“For a lot of dealerships, the train has left the station. They’ve already engaged in some sort of shutdown or wind-down process,’’ said Robert O’Koniewski, the Massachusetts State Automobile Dealers Association’s executive vice president.

One example is Frost Motors Inc. in Newton, a Cadillac dealership that will close Dec. 21.

“We were delivered the wind-down letter in June,’’ said owner Tom Keery, one of at least a dozen Massachusetts dealers who were notified by GM that they’d be dropped from the company’s network. “We’ve entered into a long-term lease for the facility with a pharmacy. So, the news of that [reconsideration] is a little late.’’

Ray Ciccolo said he asked General Motors to look at its decision to shut down his one-year-old Saab dealership in Norwood. He called the dealership’s appearance on the cut list “a mistake.’’

“The criteria was that you had to have sold 50 Saabs in a calendar year. But I had just bought the dealership, and I sold 40 cars in the last three months of the year,’’ said Ciccolo, owner of seven dealerships in Greater Boston. “We’ve already notified them that the criteria they used was faulty.’’

Chrysler and GM filed for bankruptcy protection this spring, saying they planned to shutter thousands of dealerships as the companies restructured in an effort to regain ground lost to foreign automakers. Both posted November sales that dropped from the same month last year - 2 percent for GM and 25 percent for Chrysler.

Even so, the automakers said earlier this week that they would reexamine roughly 2,000 dealerships on their cuts lists, conduct face-to-face reviews with auto dealers, and could reinstate some businesses or offer binding arbitration if Congress rejects a bill before the House of Representatives that would require all dealers to be reinstated. That legislation is being pushed in part by the National Automobile Dealers Association.

The national dealers group issued statements saying the reinstatement plans represented progress but questioning whether they will go far enough.
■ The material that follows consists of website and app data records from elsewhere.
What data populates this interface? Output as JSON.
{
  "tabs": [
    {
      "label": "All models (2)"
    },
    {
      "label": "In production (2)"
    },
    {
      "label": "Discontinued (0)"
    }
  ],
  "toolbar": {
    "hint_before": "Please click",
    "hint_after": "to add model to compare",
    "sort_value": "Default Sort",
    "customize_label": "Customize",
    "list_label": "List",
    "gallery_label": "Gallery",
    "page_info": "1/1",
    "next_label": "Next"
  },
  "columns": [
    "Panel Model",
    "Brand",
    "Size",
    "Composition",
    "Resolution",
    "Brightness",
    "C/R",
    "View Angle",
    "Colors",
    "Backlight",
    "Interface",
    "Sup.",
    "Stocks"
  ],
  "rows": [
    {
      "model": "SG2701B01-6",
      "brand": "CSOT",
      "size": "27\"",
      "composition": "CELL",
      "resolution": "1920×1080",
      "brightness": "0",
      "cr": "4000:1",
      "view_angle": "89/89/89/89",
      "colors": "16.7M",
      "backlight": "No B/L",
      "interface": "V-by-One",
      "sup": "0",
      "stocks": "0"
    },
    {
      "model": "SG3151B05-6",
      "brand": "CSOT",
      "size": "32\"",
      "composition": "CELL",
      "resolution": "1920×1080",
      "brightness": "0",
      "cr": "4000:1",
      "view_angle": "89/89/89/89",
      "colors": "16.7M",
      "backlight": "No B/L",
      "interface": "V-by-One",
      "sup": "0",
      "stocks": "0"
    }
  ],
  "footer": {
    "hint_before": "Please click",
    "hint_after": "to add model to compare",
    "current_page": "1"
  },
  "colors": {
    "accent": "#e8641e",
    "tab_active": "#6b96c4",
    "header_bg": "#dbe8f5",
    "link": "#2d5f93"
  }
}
“GM’s announced plan to address the issue of dealership closings is a positive step, but we do not believe it establishes a sufficiently meaningful process that provides for a reasonable opportunity for dealer reinstatement,’’ the association said.

GM spokeswoman Ryndee Carney said it was too early to estimate how many dealerships might be saved. The review process is slated to begin in mid-January. “We think some of these [examinations] will likely result in some of the dealers being reinstated,’’ Carney said, adding that of the 1,300 dealerships that were to be dropped, about 300 have closed.

Chrysler began its review process Thursday. The 789 dealerships dropped by the company stopped selling Jeep, Dodge, and Chrysler products in June, said spokeswoman Kathy Graham. About 80 percent of those dealers are still in business through other auto manufacturers, as used car dealers, or as auto service centers.

One such dealer is South Shore Chrysler in Braintree, now South Shore Autolines, a used car dealership, service center, and body shop. “We’re staying open. We felt that we never should have been closed in the first place,’’ said Greg Shea, who runs the business with his brother, Michael. “We had to lay off some employees to stay profitable, but we are staying in business.’’

Shea said he wasn’t sure what Chrysler’s plans meant for his business, but said he didn’t have a lot of confidence in the automaker. He said he’d rather see Congress pass the bill calling for all dealers to be reinstated.

“I think that’s really the only option,’’ he said.

Erin Ailworth can be reached at eailworth@globe.com.